◆ Work to be completed
Write out the records that appear below, verbatim and complete, but without pictures.

[[ Records for processing open ]]

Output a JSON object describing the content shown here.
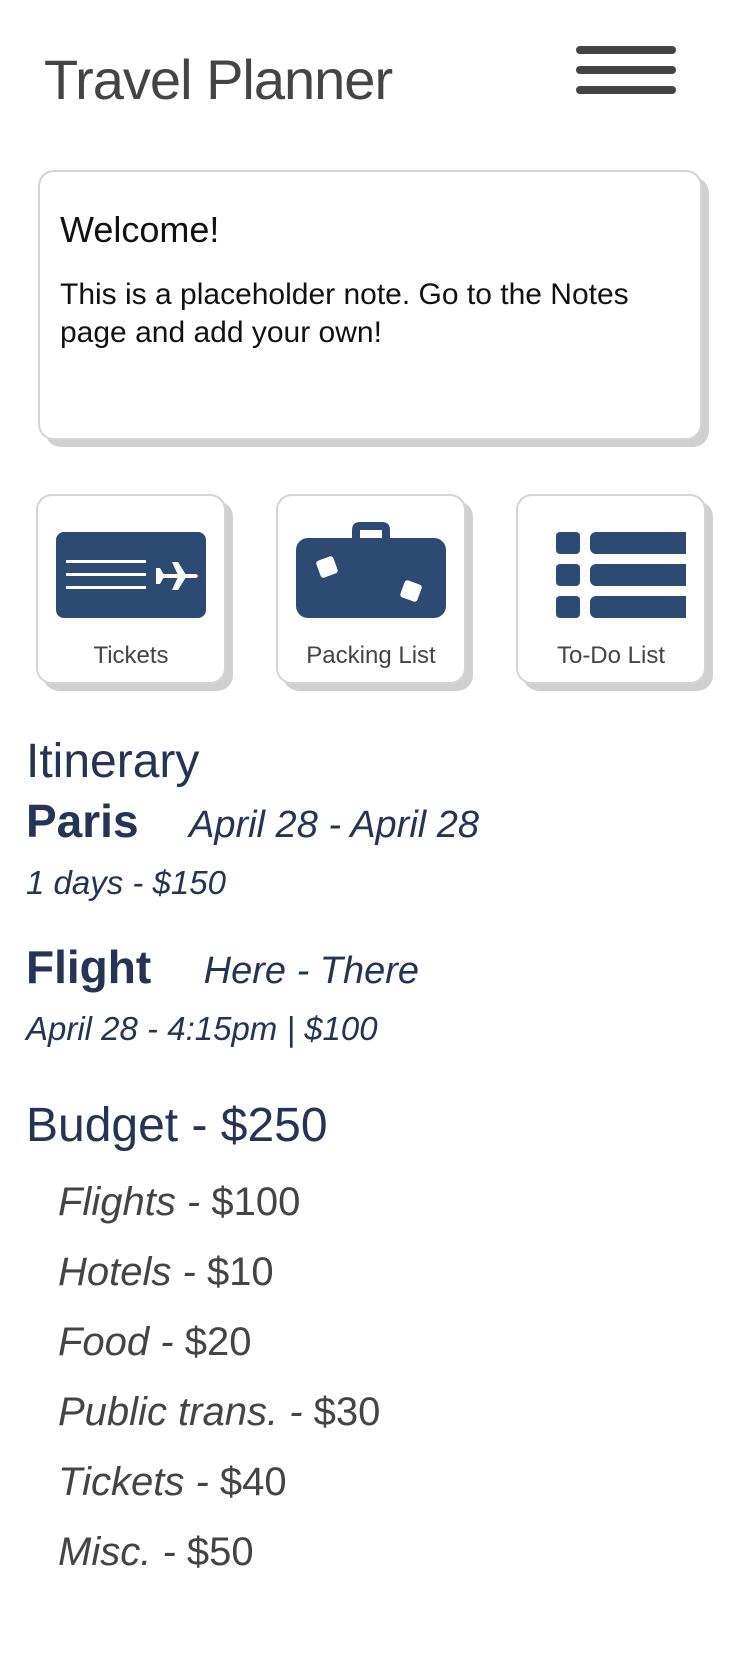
{
  "header": {
    "title": "Travel Planner",
    "menu_icon": "hamburger-menu-icon"
  },
  "note": {
    "title": "Welcome!",
    "body": "This is a placeholder note. Go to the Notes page and add your own!"
  },
  "shortcuts": [
    {
      "label": "Tickets",
      "icon": "ticket-plane-icon"
    },
    {
      "label": "Packing List",
      "icon": "suitcase-icon"
    },
    {
      "label": "To-Do List",
      "icon": "list-icon"
    }
  ],
  "itinerary": {
    "heading": "Itinerary",
    "trip": {
      "name": "Paris",
      "dates": "April 28 - April 28",
      "meta": "1 days - $150"
    },
    "flight": {
      "type": "Flight",
      "route": "Here - There",
      "meta": "April 28 - 4:15pm | $100"
    }
  },
  "budget": {
    "heading": "Budget - $250",
    "items": [
      {
        "name": "Flights",
        "amount": "$100"
      },
      {
        "name": "Hotels",
        "amount": "$10"
      },
      {
        "name": "Food",
        "amount": "$20"
      },
      {
        "name": "Public trans.",
        "amount": "$30"
      },
      {
        "name": "Tickets",
        "amount": "$40"
      },
      {
        "name": "Misc.",
        "amount": "$50"
      }
    ]
  },
  "colors": {
    "accent": "#2c4a72",
    "heading_text": "#233457",
    "body_text": "#444444",
    "card_border": "#d4d4d4",
    "card_shadow": "#d0d0d0"
  }
}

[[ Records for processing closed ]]

◆ Response area
Output a JSON object describing the content shown here.
{
  "header": {
    "title": "Travel Planner",
    "menu_icon": "hamburger-menu-icon"
  },
  "note": {
    "title": "Welcome!",
    "body": "This is a placeholder note. Go to the Notes page and add your own!"
  },
  "shortcuts": [
    {
      "label": "Tickets",
      "icon": "ticket-plane-icon"
    },
    {
      "label": "Packing List",
      "icon": "suitcase-icon"
    },
    {
      "label": "To-Do List",
      "icon": "list-icon"
    }
  ],
  "itinerary": {
    "heading": "Itinerary",
    "trip": {
      "name": "Paris",
      "dates": "April 28 - April 28",
      "meta": "1 days - $150"
    },
    "flight": {
      "type": "Flight",
      "route": "Here - There",
      "meta": "April 28 - 4:15pm | $100"
    }
  },
  "budget": {
    "heading": "Budget - $250",
    "items": [
      {
        "name": "Flights",
        "amount": "$100"
      },
      {
        "name": "Hotels",
        "amount": "$10"
      },
      {
        "name": "Food",
        "amount": "$20"
      },
      {
        "name": "Public trans.",
        "amount": "$30"
      },
      {
        "name": "Tickets",
        "amount": "$40"
      },
      {
        "name": "Misc.",
        "amount": "$50"
      }
    ]
  },
  "colors": {
    "accent": "#2c4a72",
    "heading_text": "#233457",
    "body_text": "#444444",
    "card_border": "#d4d4d4",
    "card_shadow": "#d0d0d0"
  }
}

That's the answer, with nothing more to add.